  • If you limit chargen points too much and enforce a slow progression model, you’re basically begging people to min/max their skills in chargen.
  • It’s a bit jarring to restrict starting levels in chargen (“sorry, you don’t have enough background experience to justify a rating 6 in that skill”) and then let characters advance to level 6 in a few months of game play.
  • Carrot on a stick model works best when people start off at low levels (as MMOs/tabletop RPGs do). When you let people start as experts and still expect continuous advancement, you can quicly reach godlike power levels. It can also lead to some glaring disparities between veteran characters and people fresh out of chargen. (the “dino effect”)
  • Reward-based advancement can lead to OOC sour grapes if people are unable/unwilling to do certain things due to time/temperment/etc. It can also create a have/have-not splintering of power levels.

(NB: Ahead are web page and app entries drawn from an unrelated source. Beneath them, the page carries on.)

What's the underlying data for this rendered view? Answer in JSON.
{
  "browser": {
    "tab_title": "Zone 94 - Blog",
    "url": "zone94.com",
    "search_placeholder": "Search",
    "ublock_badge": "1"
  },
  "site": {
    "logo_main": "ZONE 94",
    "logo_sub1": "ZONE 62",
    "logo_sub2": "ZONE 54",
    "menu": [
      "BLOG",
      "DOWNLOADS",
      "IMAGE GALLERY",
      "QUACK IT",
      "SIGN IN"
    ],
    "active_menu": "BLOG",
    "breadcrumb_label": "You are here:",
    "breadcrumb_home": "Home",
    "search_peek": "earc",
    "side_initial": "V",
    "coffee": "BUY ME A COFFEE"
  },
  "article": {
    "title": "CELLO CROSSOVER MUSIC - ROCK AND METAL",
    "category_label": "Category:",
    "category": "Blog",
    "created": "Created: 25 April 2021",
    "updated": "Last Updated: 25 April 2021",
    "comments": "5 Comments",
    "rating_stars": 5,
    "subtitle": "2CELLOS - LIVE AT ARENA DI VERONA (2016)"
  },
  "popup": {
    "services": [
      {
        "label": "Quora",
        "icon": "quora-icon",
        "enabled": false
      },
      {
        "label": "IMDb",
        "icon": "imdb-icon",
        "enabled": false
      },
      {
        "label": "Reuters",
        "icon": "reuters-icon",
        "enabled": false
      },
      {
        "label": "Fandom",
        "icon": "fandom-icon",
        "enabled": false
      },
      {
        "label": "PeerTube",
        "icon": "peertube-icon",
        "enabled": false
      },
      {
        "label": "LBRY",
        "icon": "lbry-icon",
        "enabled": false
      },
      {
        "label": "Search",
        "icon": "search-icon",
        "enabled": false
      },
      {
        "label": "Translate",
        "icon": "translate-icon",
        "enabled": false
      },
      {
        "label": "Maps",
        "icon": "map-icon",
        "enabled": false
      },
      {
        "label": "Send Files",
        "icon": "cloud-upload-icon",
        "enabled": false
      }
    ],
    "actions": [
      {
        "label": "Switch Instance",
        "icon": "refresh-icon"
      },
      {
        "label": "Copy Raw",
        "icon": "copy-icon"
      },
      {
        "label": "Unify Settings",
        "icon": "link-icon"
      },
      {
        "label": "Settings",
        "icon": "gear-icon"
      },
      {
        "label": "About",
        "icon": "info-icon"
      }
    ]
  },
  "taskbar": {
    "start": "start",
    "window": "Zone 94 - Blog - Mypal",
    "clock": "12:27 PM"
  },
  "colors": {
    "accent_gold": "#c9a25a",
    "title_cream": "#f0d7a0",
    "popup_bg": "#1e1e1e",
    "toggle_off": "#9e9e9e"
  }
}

This is a pet peeve of mine, so take it with a grain of salt :)

Please don’t add a Dodge skill. For one, it makes warriors now need to buy one more skill, which just causes more min/maxing and silliness in chargen. Secondly, nobody ever goes into a martial arts dojo just to learn “Dodge”. Splitting out dodge makes about as much sense as splitting out punching or kicking. It also doesn’t account for parries/blocks very well.

Some people added a Dodge skill in 2nd Edition because of the way melee weapons were defended. In 3rd edition that’s no longer necessary. If you’ve got a Sword, and someone’s attacking with an Axe, you defend with your Sword skill.

Combat Without Armor

The default FS3 configuration is balanced for near-modern military combat with vehicles or ground troops will be wearing body armor most of the time. If you don’t have armor in your theme (e.g. a Wild West game) you’ll probably find that combat is too lethal. You can adjust the lethality levels in that case.

You may also want to do this in a post-apoc or low-tech environment where healing is in short supply, since otherwise it might be hard to explain people surviving terrible wounds.